To advance Philadelphia toward achieving the Greenworks goals of locating local food within 10 minutes of 75 percent of residents, the City is using a multifaceted approach. Fairmount Park is partnering with the Pennsylvania Horticultural Society to develop green resource centers throughout the Park. The centers will provide seedlings, materials, and technical assistance to residents who want to grow their own produce.
In 2009 and 2010, the Department of Parks and Recreation expanded local agriculture on its land. Seeds for Learning received another half-acre to add to its 1/3-acre farm in Awbury Park, where Martin Luther King High School students grow fresh produce and run a farm stand. In March 2010, Teens4Good, a youth entrepreneurship program, broke ground for a new farm at the Carousel House Recreation Center in West Fairmount Park. The local ShopRite will sell the farm's fruits and vegetables. Both farms provide produce to neighborhoods with historically poor access to fresh food. The Department is also exploring how parkland can best support chemical-free, commercial farming to help Philadelphians earn supplemental income.
Recognizing the complexity of gaining access to City-owned land, the Mayor's Office of Sustainability is coordinating with the Redevelopment Authority (RDA), the Department of Public Property, and the City Planning Commission to inventory land holdings and analyze which parcels are appropriate for growing food. In 2009, the RDA commissioned a consulting firm to study the best use for its parcels, and Public Property published a list on its website of all the lots it owns. The Mayor's Office of Sustainability is designing a page on our website to disseminate information about how to access available technical assistance and City-owned land for growing food.

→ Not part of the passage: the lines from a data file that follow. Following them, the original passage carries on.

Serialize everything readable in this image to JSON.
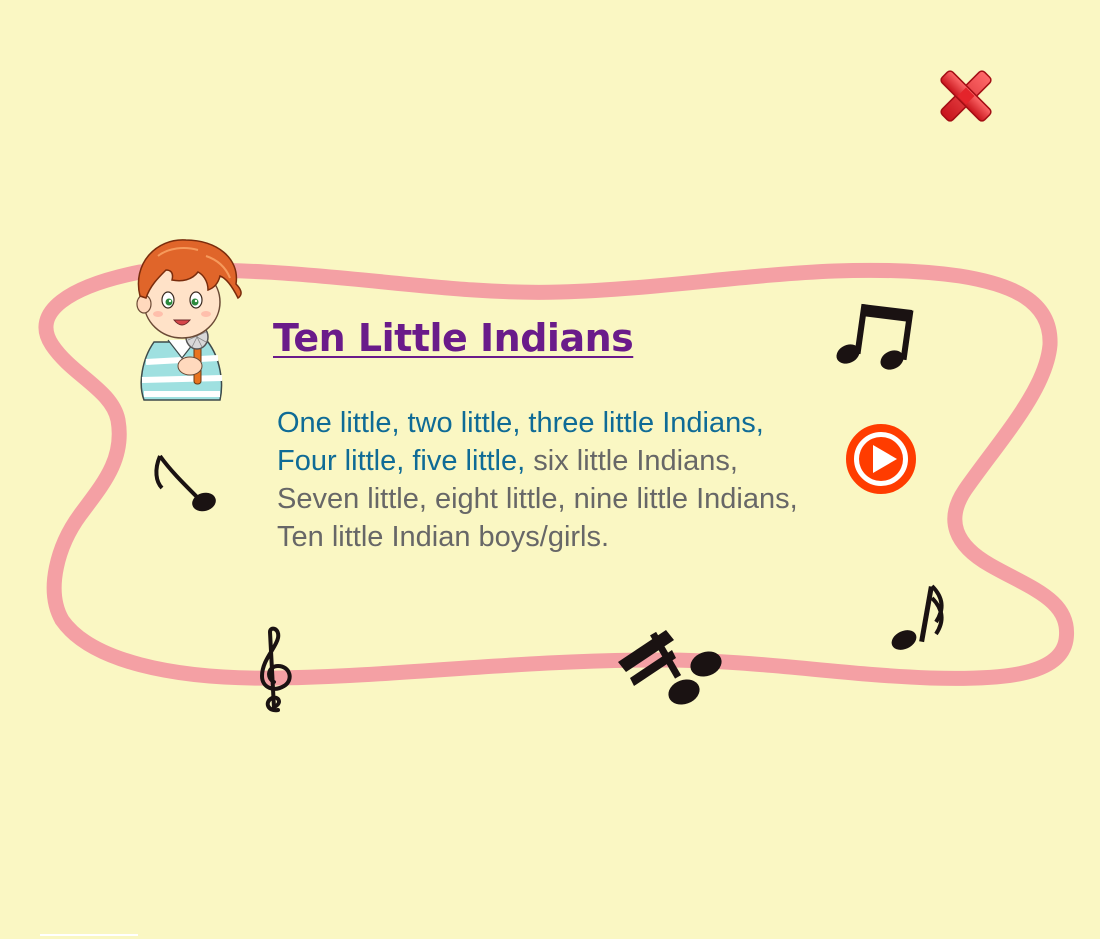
{
  "song": {
    "title": "Ten Little Indians",
    "lines": [
      {
        "sung": "One little, two little, three little Indians,",
        "rest": ""
      },
      {
        "sung": "Four little, five little,",
        "rest": " six little Indians,"
      },
      {
        "sung": "",
        "rest": "Seven little, eight little, nine little Indians,"
      },
      {
        "sung": "",
        "rest": "Ten little Indian boys/girls."
      }
    ]
  },
  "icons": {
    "close": "close-x-icon",
    "play": "play-circle-icon",
    "singer": "boy-with-microphone-illustration",
    "notes": [
      "beamed-eighth-notes-icon",
      "eighth-note-icon",
      "sixteenth-note-icon",
      "treble-clef-icon",
      "beamed-sixteenth-notes-icon"
    ]
  },
  "colors": {
    "background": "#faf7c3",
    "frame": "#f4a0a4",
    "title": "#6a1b8a",
    "sung_text": "#0f6b96",
    "unsung_text": "#676767",
    "play": "#ff3c00",
    "close": "#e12128"
  }
}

Listen to Alison Hastings, Senior Environmental Planner at DVRPC, on regional food system planning.